→ **Your objective**
Would you reproduce the data below exactly, please, leaving out its images?

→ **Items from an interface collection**

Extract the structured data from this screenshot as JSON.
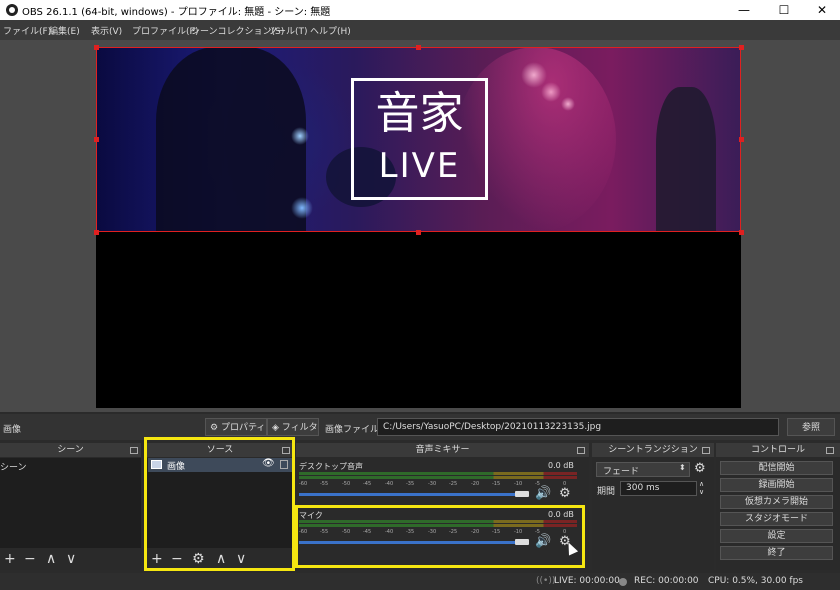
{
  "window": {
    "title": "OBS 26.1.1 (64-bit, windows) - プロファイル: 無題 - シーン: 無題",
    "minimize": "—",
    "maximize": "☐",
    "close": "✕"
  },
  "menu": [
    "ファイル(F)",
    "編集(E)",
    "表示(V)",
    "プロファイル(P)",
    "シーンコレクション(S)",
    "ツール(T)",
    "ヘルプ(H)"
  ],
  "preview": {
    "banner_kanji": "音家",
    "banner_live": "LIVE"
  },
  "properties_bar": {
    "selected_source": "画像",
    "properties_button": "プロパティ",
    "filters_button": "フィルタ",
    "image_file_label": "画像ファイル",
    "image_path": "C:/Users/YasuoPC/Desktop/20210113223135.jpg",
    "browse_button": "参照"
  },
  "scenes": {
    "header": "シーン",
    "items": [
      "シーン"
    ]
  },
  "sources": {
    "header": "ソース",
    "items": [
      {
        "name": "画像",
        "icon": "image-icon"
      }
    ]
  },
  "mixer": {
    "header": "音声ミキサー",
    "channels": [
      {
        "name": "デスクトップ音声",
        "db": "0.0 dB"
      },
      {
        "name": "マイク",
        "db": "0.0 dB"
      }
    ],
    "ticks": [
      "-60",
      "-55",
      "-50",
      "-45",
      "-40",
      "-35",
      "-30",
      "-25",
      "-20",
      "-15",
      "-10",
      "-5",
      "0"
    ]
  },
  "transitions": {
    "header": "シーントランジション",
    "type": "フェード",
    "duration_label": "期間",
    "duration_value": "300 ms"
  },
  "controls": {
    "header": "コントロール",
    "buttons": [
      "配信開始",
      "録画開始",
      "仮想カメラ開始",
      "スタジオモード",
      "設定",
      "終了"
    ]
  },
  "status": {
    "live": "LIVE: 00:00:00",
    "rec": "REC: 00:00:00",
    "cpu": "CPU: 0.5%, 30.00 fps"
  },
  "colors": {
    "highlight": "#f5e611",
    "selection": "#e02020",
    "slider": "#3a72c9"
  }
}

→ **Finished exercise**
Extract the structured data from this screenshot as JSON.
{
  "window": {
    "title": "OBS 26.1.1 (64-bit, windows) - プロファイル: 無題 - シーン: 無題",
    "minimize": "—",
    "maximize": "☐",
    "close": "✕"
  },
  "menu": [
    "ファイル(F)",
    "編集(E)",
    "表示(V)",
    "プロファイル(P)",
    "シーンコレクション(S)",
    "ツール(T)",
    "ヘルプ(H)"
  ],
  "preview": {
    "banner_kanji": "音家",
    "banner_live": "LIVE"
  },
  "properties_bar": {
    "selected_source": "画像",
    "properties_button": "プロパティ",
    "filters_button": "フィルタ",
    "image_file_label": "画像ファイル",
    "image_path": "C:/Users/YasuoPC/Desktop/20210113223135.jpg",
    "browse_button": "参照"
  },
  "scenes": {
    "header": "シーン",
    "items": [
      "シーン"
    ]
  },
  "sources": {
    "header": "ソース",
    "items": [
      {
        "name": "画像",
        "icon": "image-icon"
      }
    ]
  },
  "mixer": {
    "header": "音声ミキサー",
    "channels": [
      {
        "name": "デスクトップ音声",
        "db": "0.0 dB"
      },
      {
        "name": "マイク",
        "db": "0.0 dB"
      }
    ],
    "ticks": [
      "-60",
      "-55",
      "-50",
      "-45",
      "-40",
      "-35",
      "-30",
      "-25",
      "-20",
      "-15",
      "-10",
      "-5",
      "0"
    ]
  },
  "transitions": {
    "header": "シーントランジション",
    "type": "フェード",
    "duration_label": "期間",
    "duration_value": "300 ms"
  },
  "controls": {
    "header": "コントロール",
    "buttons": [
      "配信開始",
      "録画開始",
      "仮想カメラ開始",
      "スタジオモード",
      "設定",
      "終了"
    ]
  },
  "status": {
    "live": "LIVE: 00:00:00",
    "rec": "REC: 00:00:00",
    "cpu": "CPU: 0.5%, 30.00 fps"
  },
  "colors": {
    "highlight": "#f5e611",
    "selection": "#e02020",
    "slider": "#3a72c9"
  }
}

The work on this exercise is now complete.